▸ What is needed: Return all of the records exactly.

(Element data from apps and pages)
───
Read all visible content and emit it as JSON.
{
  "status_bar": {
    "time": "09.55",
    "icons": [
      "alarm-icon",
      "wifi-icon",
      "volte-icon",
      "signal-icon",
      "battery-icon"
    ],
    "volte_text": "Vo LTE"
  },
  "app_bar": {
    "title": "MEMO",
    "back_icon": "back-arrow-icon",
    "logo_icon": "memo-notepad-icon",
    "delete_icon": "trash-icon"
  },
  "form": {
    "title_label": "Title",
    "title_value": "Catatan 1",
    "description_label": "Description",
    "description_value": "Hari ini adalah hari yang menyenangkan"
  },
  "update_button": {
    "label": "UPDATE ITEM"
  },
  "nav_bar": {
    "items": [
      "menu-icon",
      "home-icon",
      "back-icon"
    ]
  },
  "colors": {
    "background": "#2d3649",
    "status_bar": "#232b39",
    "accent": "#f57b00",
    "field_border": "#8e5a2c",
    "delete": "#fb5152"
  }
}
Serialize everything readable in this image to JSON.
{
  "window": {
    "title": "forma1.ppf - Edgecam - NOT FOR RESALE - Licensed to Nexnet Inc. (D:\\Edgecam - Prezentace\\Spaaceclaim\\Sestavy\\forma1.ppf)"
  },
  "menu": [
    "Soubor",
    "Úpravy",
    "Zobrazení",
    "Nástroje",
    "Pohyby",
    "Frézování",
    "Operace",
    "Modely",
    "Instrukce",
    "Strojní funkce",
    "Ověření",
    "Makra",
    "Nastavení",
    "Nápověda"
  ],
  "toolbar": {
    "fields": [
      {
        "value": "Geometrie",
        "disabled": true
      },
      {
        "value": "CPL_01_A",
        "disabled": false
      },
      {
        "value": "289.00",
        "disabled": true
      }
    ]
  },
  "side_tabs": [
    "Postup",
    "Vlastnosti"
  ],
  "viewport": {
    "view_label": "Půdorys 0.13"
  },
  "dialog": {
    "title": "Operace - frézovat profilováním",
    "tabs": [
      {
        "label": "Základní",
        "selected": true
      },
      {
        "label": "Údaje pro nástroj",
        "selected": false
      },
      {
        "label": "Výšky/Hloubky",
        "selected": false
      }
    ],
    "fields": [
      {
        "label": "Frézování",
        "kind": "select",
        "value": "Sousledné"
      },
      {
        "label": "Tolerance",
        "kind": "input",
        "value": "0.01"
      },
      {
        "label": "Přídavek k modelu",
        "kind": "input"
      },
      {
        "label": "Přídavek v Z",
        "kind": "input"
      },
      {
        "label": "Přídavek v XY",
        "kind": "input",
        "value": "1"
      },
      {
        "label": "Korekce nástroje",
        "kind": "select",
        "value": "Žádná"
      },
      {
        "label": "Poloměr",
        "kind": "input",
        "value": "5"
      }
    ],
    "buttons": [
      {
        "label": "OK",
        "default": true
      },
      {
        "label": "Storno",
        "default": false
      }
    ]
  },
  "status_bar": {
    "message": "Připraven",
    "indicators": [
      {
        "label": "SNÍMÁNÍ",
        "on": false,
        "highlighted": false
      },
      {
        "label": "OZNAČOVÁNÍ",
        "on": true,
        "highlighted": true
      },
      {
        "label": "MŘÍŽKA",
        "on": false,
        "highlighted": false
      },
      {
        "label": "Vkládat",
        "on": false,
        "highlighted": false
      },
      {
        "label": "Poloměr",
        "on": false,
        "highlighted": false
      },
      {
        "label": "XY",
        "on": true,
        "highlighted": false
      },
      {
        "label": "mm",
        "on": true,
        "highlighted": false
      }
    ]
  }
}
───
▸ Exercise result:
Read all visible content and emit it as JSON.
{
  "status_bar": {
    "time": "09.55",
    "icons": [
      "alarm-icon",
      "wifi-icon",
      "volte-icon",
      "signal-icon",
      "battery-icon"
    ],
    "volte_text": "Vo LTE"
  },
  "app_bar": {
    "title": "MEMO",
    "back_icon": "back-arrow-icon",
    "logo_icon": "memo-notepad-icon",
    "delete_icon": "trash-icon"
  },
  "form": {
    "title_label": "Title",
    "title_value": "Catatan 1",
    "description_label": "Description",
    "description_value": "Hari ini adalah hari yang menyenangkan"
  },
  "update_button": {
    "label": "UPDATE ITEM"
  },
  "nav_bar": {
    "items": [
      "menu-icon",
      "home-icon",
      "back-icon"
    ]
  },
  "colors": {
    "background": "#2d3649",
    "status_bar": "#232b39",
    "accent": "#f57b00",
    "field_border": "#8e5a2c",
    "delete": "#fb5152"
  }
}
Serialize everything readable in this image to JSON.
{
  "window": {
    "title": "forma1.ppf - Edgecam - NOT FOR RESALE - Licensed to Nexnet Inc. (D:\\Edgecam - Prezentace\\Spaaceclaim\\Sestavy\\forma1.ppf)"
  },
  "menu": [
    "Soubor",
    "Úpravy",
    "Zobrazení",
    "Nástroje",
    "Pohyby",
    "Frézování",
    "Operace",
    "Modely",
    "Instrukce",
    "Strojní funkce",
    "Ověření",
    "Makra",
    "Nastavení",
    "Nápověda"
  ],
  "toolbar": {
    "fields": [
      {
        "value": "Geometrie",
        "disabled": true
      },
      {
        "value": "CPL_01_A",
        "disabled": false
      },
      {
        "value": "289.00",
        "disabled": true
      }
    ]
  },
  "side_tabs": [
    "Postup",
    "Vlastnosti"
  ],
  "viewport": {
    "view_label": "Půdorys 0.13"
  },
  "dialog": {
    "title": "Operace - frézovat profilováním",
    "tabs": [
      {
        "label": "Základní",
        "selected": true
      },
      {
        "label": "Údaje pro nástroj",
        "selected": false
      },
      {
        "label": "Výšky/Hloubky",
        "selected": false
      }
    ],
    "fields": [
      {
        "label": "Frézování",
        "kind": "select",
        "value": "Sousledné"
      },
      {
        "label": "Tolerance",
        "kind": "input",
        "value": "0.01"
      },
      {
        "label": "Přídavek k modelu",
        "kind": "input"
      },
      {
        "label": "Přídavek v Z",
        "kind": "input"
      },
      {
        "label": "Přídavek v XY",
        "kind": "input",
        "value": "1"
      },
      {
        "label": "Korekce nástroje",
        "kind": "select",
        "value": "Žádná"
      },
      {
        "label": "Poloměr",
        "kind": "input",
        "value": "5"
      }
    ],
    "buttons": [
      {
        "label": "OK",
        "default": true
      },
      {
        "label": "Storno",
        "default": false
      }
    ]
  },
  "status_bar": {
    "message": "Připraven",
    "indicators": [
      {
        "label": "SNÍMÁNÍ",
        "on": false,
        "highlighted": false
      },
      {
        "label": "OZNAČOVÁNÍ",
        "on": true,
        "highlighted": true
      },
      {
        "label": "MŘÍŽKA",
        "on": false,
        "highlighted": false
      },
      {
        "label": "Vkládat",
        "on": false,
        "highlighted": false
      },
      {
        "label": "Poloměr",
        "on": false,
        "highlighted": false
      },
      {
        "label": "XY",
        "on": true,
        "highlighted": false
      },
      {
        "label": "mm",
        "on": true,
        "highlighted": false
      }
    ]
  }
}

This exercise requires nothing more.